→ Supplied material
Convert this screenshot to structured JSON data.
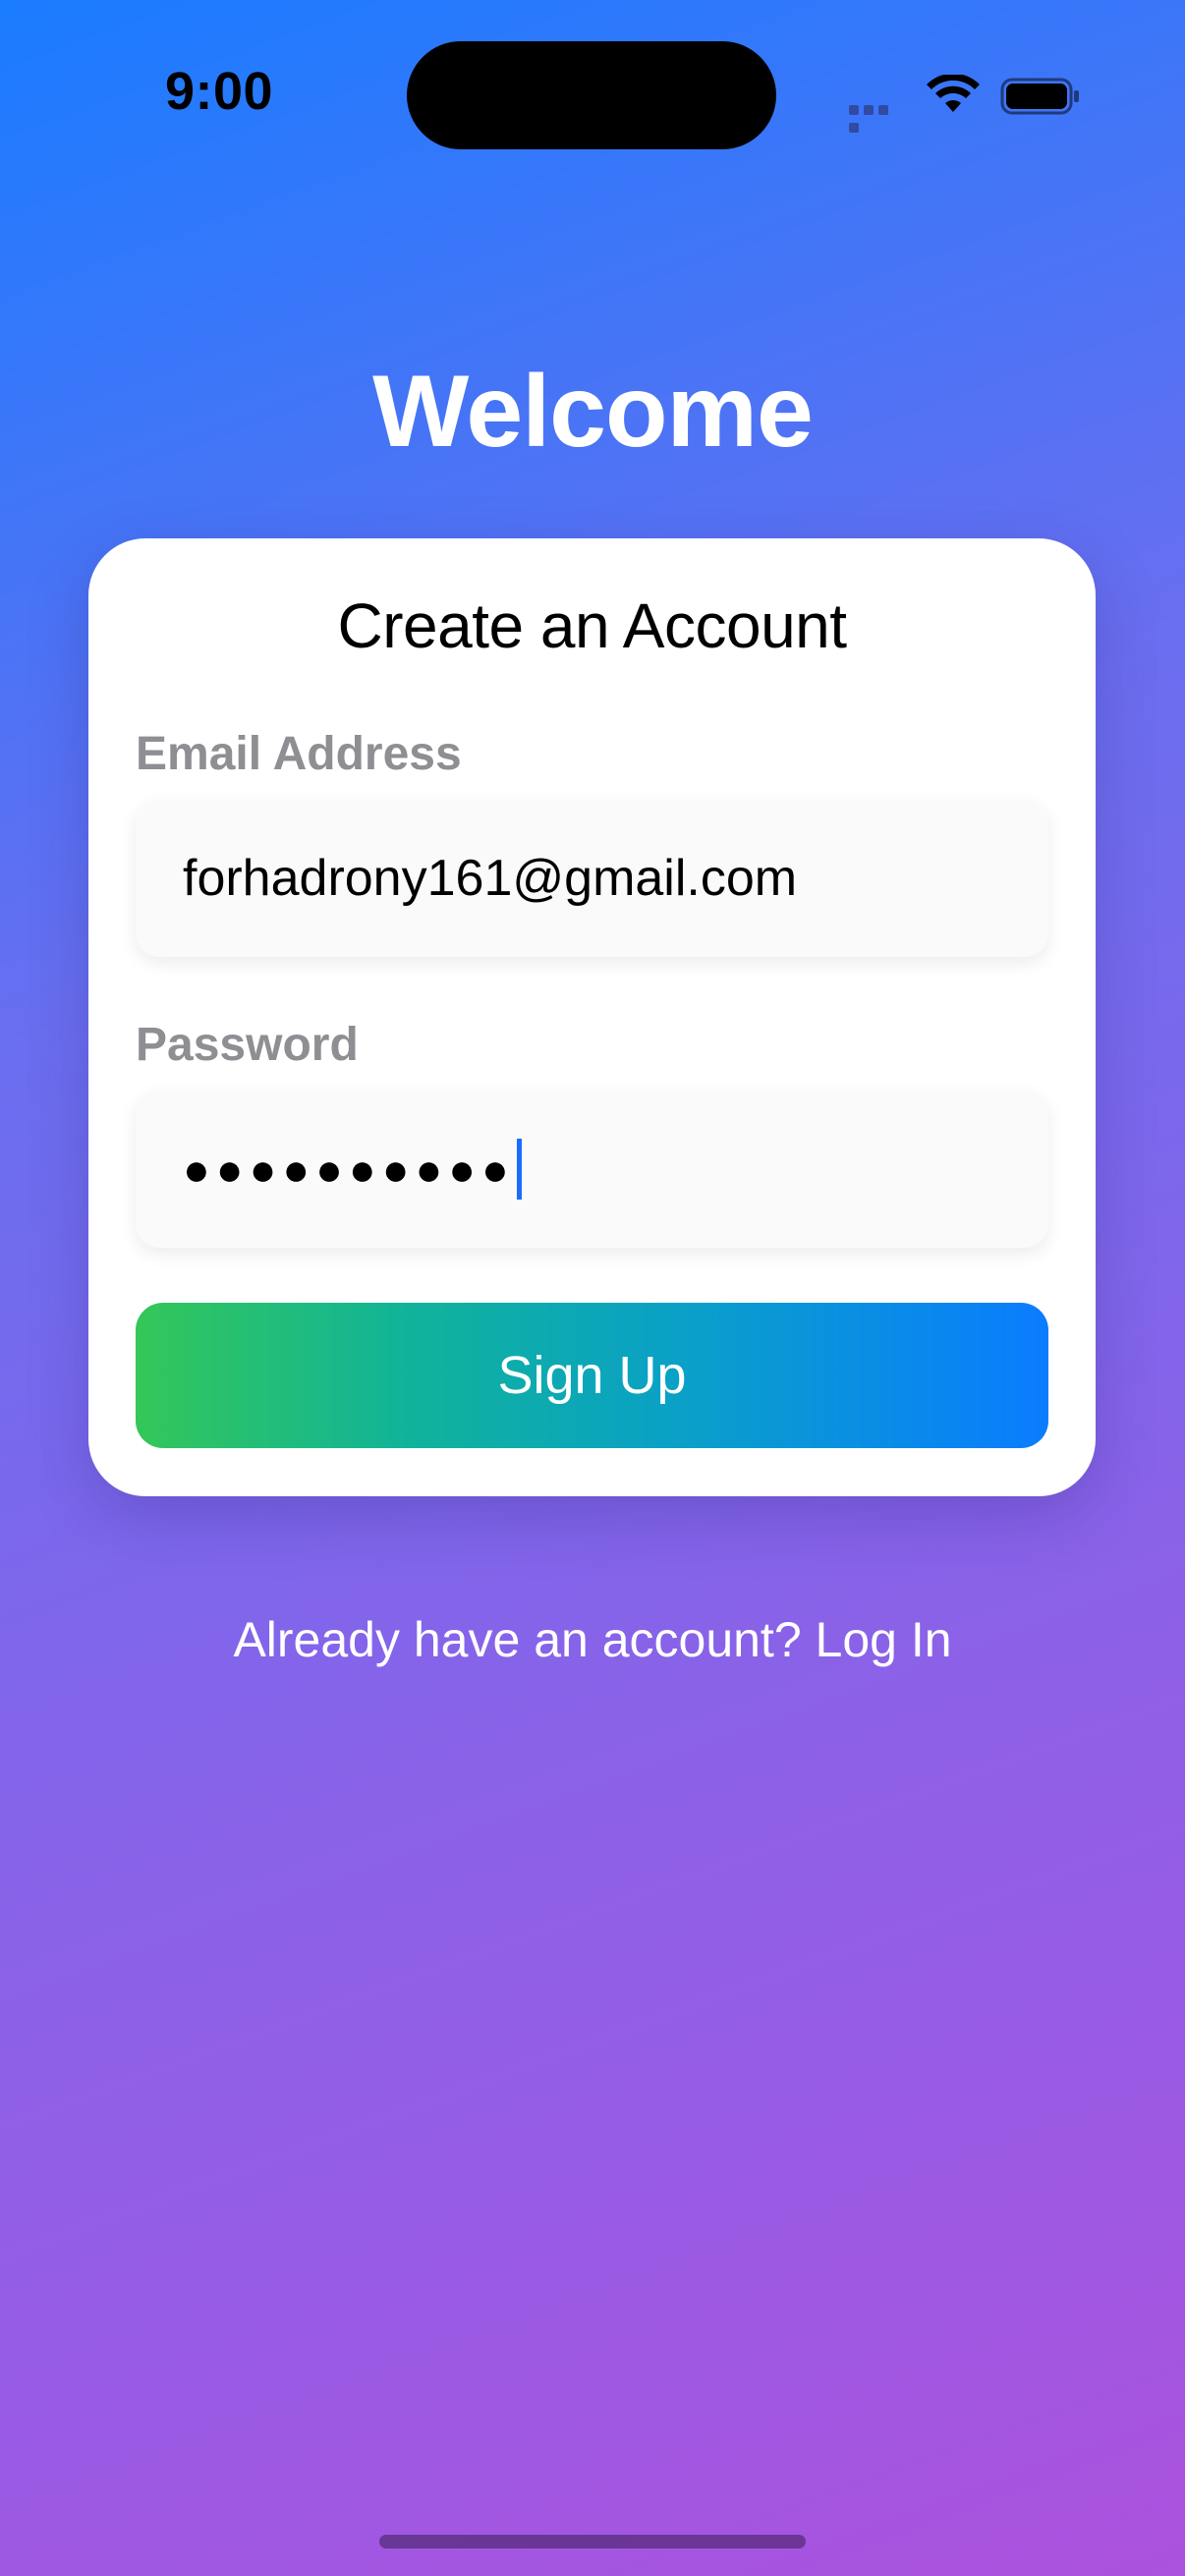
{
  "status_bar": {
    "time": "9:00",
    "icons": [
      "signal-icon",
      "wifi-icon",
      "battery-icon"
    ]
  },
  "screen": {
    "title": "Welcome"
  },
  "form": {
    "title": "Create an Account",
    "email": {
      "label": "Email Address",
      "value": "forhadrony161@gmail.com"
    },
    "password": {
      "label": "Password",
      "masked_value": "●●●●●●●●●●"
    },
    "submit_label": "Sign Up"
  },
  "footer": {
    "login_prompt": "Already have an account? Log In"
  },
  "colors": {
    "background_start": "#1a7cff",
    "background_end": "#ab52de",
    "button_start": "#34c759",
    "button_end": "#0a7cff",
    "label_gray": "#8e8e93",
    "caret": "#1a6cff"
  }
}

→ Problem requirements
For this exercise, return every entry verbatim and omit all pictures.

→ Response area
Convert this screenshot to structured JSON data.
{
  "status_bar": {
    "time": "9:00",
    "icons": [
      "signal-icon",
      "wifi-icon",
      "battery-icon"
    ]
  },
  "screen": {
    "title": "Welcome"
  },
  "form": {
    "title": "Create an Account",
    "email": {
      "label": "Email Address",
      "value": "forhadrony161@gmail.com"
    },
    "password": {
      "label": "Password",
      "masked_value": "●●●●●●●●●●"
    },
    "submit_label": "Sign Up"
  },
  "footer": {
    "login_prompt": "Already have an account? Log In"
  },
  "colors": {
    "background_start": "#1a7cff",
    "background_end": "#ab52de",
    "button_start": "#34c759",
    "button_end": "#0a7cff",
    "label_gray": "#8e8e93",
    "caret": "#1a6cff"
  }
}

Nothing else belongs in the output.